Monday, August 8, 2011
AGRICULTURE HELD HOSTAGE AGAIN ON IMMIGRANTS
As the harvest of our nation's crops continues across the land, once again we are faced with the incongruity of our immigration laws with the availability of workers to perform those jobs.
Nowhere is this felt more acutely than in our vast agricultural industry. Fully mechanized crops such as wheat, corn, and cotton do not present the same challenges.
But all of the hand-harvested crops such as fresh table tomatoes, table grapes, peaches, nectarines, plums, strawberries, and vast numbers of similar crops demand an immediate availability of trained and committed workers to deal with those quick harvest times.
However, the current immigration laws and regulations do not allow for a quick response for qualified workers to perform those tasks.
Efforts to force farmers and growers to use E-Verify are ill-founded. Bryan Little, the director of labor relations for the California Farm Bureau Federation, has pointed out: "There is not another labor force out there for our industry other than the one we have now. And taking that away will create huge problems."
Rep. Lamar Smith [R-Texas] has proposed a bill that presumes that legal American workers are more than ready to take on the onerous jobs done now by illegal immigrants. But farmers and growers maintain that they are caught in the middle: they can't find documented workers willing to pick crops and take care of livestock. Making the farmers and growers use E-Verify would make it impossible to farm.
The present system relies on the H-2A provision to bring workers in from other countries. But the very concept and its past history show vividly how such a program will not work. Manuel Cunha is president of the Nisei Farmers League in Fresno and he points out that "H-2A is a disaster, and it doesn't work for California farmers."
Erik Nicholson, national vice president of the United Farm Workers union, has pointed out that "We need to provide the hundreds of thousands of workers who have been helping to build the agriculture economy with a way to gain legal status."
Once again, in one of the nation's top industries, it has been shown that piecemeal approaches to immigration reform do not work.

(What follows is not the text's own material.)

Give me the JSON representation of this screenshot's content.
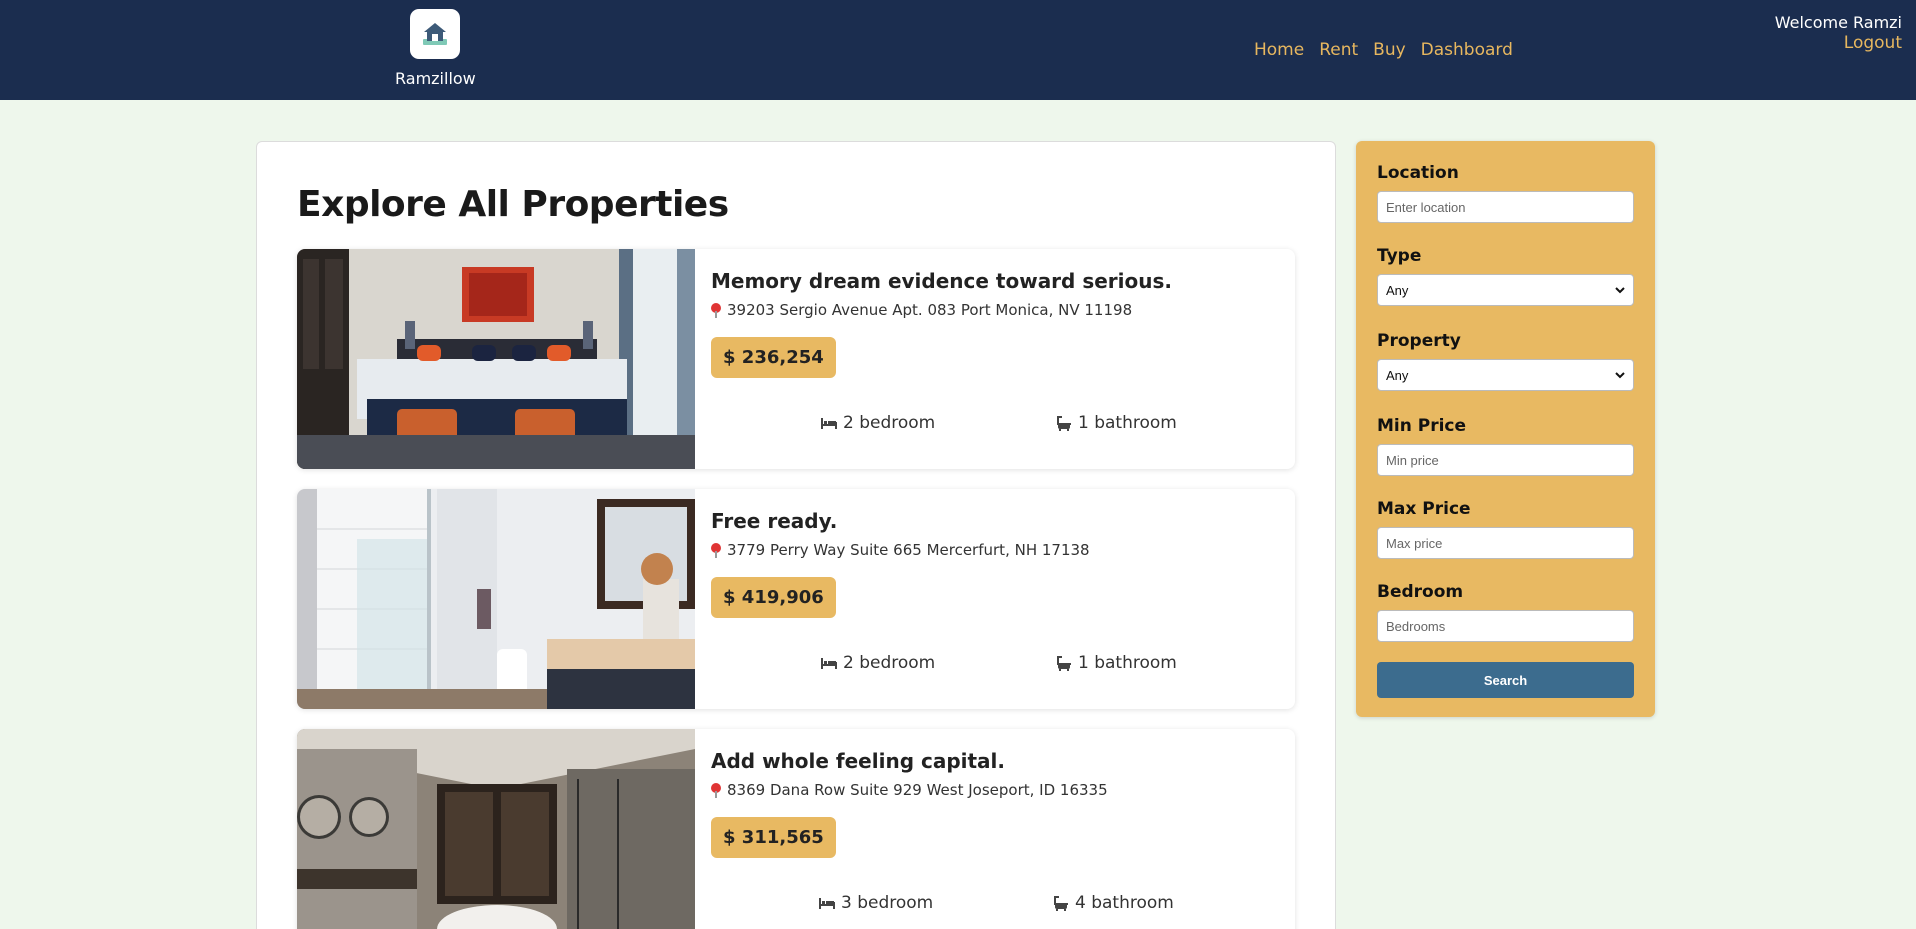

What is needed is a system which recognizes our need for special workers and to find a way to assist them to become legalized on a path to citizenship--creating an experienced and committed workforce for the future.
Our current immigration system is broken and cannot fulfill the needs of our country.